- **Data**
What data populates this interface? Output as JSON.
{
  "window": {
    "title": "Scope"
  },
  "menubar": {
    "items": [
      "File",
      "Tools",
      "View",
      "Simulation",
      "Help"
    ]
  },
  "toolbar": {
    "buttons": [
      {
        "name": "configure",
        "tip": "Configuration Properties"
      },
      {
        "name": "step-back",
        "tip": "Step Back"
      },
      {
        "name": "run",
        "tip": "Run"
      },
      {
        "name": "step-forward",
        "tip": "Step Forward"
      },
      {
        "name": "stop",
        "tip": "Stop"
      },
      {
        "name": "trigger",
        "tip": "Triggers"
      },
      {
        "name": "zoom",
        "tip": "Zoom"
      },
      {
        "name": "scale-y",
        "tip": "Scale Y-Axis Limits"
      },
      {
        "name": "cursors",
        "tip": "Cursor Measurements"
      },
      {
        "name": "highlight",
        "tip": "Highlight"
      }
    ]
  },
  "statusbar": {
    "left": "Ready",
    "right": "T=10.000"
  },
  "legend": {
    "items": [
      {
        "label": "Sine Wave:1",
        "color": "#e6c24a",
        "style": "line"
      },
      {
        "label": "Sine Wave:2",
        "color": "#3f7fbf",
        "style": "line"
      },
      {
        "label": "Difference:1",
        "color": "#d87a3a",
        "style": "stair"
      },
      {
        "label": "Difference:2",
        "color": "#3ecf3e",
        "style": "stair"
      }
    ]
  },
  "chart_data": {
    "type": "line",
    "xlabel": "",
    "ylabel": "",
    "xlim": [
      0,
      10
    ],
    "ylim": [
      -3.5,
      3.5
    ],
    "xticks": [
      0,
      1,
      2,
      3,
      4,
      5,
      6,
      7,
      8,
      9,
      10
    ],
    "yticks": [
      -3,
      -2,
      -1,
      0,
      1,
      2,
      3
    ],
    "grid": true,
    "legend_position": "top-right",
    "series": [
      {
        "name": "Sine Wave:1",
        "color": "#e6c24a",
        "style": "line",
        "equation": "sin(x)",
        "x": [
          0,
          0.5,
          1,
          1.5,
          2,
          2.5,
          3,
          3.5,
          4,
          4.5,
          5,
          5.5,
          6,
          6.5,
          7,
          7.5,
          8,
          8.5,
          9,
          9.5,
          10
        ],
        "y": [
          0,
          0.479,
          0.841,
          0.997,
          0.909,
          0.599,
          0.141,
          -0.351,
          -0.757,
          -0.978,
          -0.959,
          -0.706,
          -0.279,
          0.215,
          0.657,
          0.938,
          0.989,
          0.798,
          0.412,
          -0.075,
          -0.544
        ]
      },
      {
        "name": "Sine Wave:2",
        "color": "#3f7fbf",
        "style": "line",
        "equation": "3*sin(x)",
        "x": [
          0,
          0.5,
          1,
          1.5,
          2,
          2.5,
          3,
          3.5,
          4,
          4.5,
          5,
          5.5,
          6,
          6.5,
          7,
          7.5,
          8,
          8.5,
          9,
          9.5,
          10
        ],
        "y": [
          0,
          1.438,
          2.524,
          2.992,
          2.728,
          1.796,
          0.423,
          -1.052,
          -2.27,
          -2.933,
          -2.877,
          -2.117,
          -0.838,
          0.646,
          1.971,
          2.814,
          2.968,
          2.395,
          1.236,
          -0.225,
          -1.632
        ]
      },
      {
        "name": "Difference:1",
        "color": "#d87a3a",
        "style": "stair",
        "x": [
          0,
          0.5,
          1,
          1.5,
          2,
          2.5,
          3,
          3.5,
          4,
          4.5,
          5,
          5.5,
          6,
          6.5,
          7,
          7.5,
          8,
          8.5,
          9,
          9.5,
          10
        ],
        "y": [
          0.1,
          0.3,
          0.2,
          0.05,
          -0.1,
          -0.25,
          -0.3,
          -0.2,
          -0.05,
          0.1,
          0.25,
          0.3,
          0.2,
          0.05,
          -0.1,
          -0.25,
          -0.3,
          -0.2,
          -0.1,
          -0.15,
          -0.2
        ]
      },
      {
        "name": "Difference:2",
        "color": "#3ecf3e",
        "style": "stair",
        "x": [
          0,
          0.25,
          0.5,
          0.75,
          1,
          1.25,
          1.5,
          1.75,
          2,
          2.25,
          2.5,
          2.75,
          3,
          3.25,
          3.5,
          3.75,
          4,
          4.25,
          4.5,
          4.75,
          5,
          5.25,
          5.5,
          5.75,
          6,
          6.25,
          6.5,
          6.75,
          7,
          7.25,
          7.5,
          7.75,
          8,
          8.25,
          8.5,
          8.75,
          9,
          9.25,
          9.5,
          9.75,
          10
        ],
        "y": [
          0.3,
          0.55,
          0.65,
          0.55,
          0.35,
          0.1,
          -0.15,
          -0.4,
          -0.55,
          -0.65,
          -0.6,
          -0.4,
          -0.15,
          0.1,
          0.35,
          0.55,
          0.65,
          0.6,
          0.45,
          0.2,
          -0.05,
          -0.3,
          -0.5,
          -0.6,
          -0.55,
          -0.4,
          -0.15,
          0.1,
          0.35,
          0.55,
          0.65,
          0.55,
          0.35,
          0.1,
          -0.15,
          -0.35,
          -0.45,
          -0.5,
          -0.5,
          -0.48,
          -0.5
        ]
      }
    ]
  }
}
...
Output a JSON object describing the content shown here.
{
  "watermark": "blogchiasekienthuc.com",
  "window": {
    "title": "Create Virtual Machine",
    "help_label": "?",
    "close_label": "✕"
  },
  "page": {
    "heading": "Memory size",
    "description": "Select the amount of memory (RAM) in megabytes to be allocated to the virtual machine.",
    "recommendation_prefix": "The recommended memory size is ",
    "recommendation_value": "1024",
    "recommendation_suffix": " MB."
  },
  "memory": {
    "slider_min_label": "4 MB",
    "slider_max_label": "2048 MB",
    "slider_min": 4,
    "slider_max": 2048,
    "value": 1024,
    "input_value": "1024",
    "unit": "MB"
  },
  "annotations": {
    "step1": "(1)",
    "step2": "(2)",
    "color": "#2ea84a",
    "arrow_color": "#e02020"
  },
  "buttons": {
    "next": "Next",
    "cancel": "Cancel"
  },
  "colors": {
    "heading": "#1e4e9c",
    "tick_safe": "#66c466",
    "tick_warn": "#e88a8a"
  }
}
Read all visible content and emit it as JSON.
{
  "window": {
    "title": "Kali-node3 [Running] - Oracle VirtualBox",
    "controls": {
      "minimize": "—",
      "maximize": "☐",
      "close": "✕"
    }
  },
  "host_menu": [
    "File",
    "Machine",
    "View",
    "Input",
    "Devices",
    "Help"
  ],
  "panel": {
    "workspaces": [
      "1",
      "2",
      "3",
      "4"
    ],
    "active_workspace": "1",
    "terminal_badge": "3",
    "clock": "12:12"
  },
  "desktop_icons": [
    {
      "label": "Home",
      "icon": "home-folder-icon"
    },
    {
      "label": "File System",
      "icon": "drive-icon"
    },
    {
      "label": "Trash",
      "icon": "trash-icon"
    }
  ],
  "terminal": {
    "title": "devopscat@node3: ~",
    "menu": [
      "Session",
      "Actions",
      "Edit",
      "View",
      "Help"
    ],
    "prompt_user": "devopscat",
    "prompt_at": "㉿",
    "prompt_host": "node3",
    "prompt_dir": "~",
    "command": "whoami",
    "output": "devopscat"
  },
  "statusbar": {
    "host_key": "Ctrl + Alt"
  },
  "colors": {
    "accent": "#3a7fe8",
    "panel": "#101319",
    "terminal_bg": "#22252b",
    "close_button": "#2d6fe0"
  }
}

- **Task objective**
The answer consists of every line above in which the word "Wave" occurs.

- **Exercise response**
        "label": "Sine Wave:1",
        "label": "Sine Wave:2",
        "name": "Sine Wave:1",
        "name": "Sine Wave:2",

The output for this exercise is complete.